Scott Edwards, general manager of the Littleton Electric Light and Water Departments, said the solar-panel fire in town was the first he had heard about.
“I get so much literature about solar installation, commercial, industrial,” Edwards said. “I never see anything about possible fires. The one we had here was a real surprise.”
Lowell Fire Chief Jeffrey Winward said Lowell sees about one or two solar-panel fires per year.
One broke out at General Woodworking on Walker Street on May 13. Electricity can be shut off at the ground level, but the panels always produce electricity if the sun is out. The inverter, where the electricity from solar panels is converted to power a home, can also malfunction and cause a fire.
Winward also said there isn’t much homeowners can do to prevent a solar-panel fire, but having an escape plan and working smoke detectors is always important.
So, we are to gather that a fire chief can see one or two solar fires per year, without the news reporting on it. Yet, they admit to having two fires in one month. Then we also have the number of panels being 10 in the news report and 88 in the court document. So, is this just sloppy news reporting or is it set up to intentionally hide the truth about the dangers of solar panel fires?
Just My Thoughts
Recently, media outlets from Japan to Norway have raised questions around fire safety and solar panels. Even when fires occur for reasons unrelated to solar panels, these modules can in fact play a role in both the intensity and speed of a spreading blaze.
A 2018 UK government report, which investigated 80 solar panel fires, found that 58 instances were caused by the photovoltaic system itself. The study notes that some of these fires took place in buildings, while others occurred on solar farms.
These incidents resulted in over a dozen injuries and three fatalities.
The report concluded that 38 instances escalated to ‘serious fires’ however only 22 of these were directly caused by the solar panels.
Furthermore, the majority of these fires originated in DC isolators with “the most likely cause of fire as electrical arcing”. Electrical arcing is the electrical breakdown of a gas that produces a prolonged electrical discharge leading to combustion. Effectively, the fire will start by a live wire sending electricity into the air. The temperature of an arc flash can reach several thousands of degrees Celsius.
All mechanical equipment deteriorates over time, which means there is an increased fire risk in older panels.
Digital solutions, both in private smart homes or in industrial scale properties also raise some questions. For example, cyber risks include several barriers that must be protected to ensure that these systems are functioning in a reliable and secure way. When extinguishing systems are dependent on sensor technology, the connection between these systems are key components of the smart home or office.
There is a risk that these can be hacked or malfunction due to software errors.
In May 2019, the Research Institute of Sweden (RISE) released the results of two studies relating to fire safety challenges with solar cells and photovoltaic technology.
Some of the most important findings were on the ignition, spread and fighting of fires.
These included for example the age and condition of installed solar panels and the possibilities of malfunctioning as a cause of fire.

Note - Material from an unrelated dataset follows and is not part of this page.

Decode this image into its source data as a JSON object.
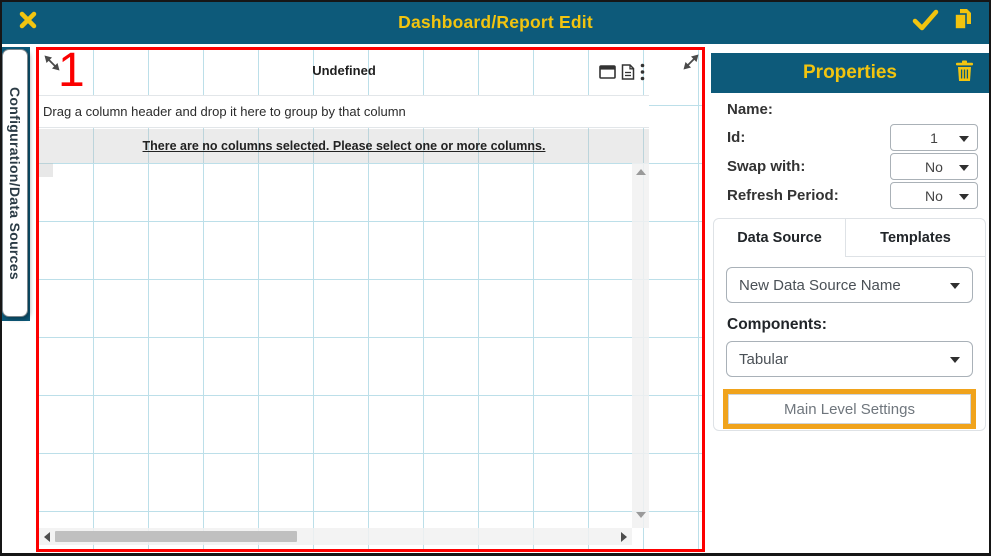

The studies include recommendations to minimise the use of combustible materials beneath solar panels to stop the spread of a fire.
Also, firefighters need to be equipped with the correct training when battling a fire that involves photovoltaic systems.
The report also found that there must be adequate distance between the solar panels, in order to have access to fight a fire and the obvious issue is with using water to extinguish electrically charged panels.
60 Acre Solar Farm Fire Prevents Fire Fighters Access To Flames
On August 27, 2019, there was a fire on a 60 acre solar farm in the city of Pittsburg, California, close to residential and business areas.
During the fire, the firefighter were informed the solar panels were energized and high risk, thus preventing them from getting under the panels.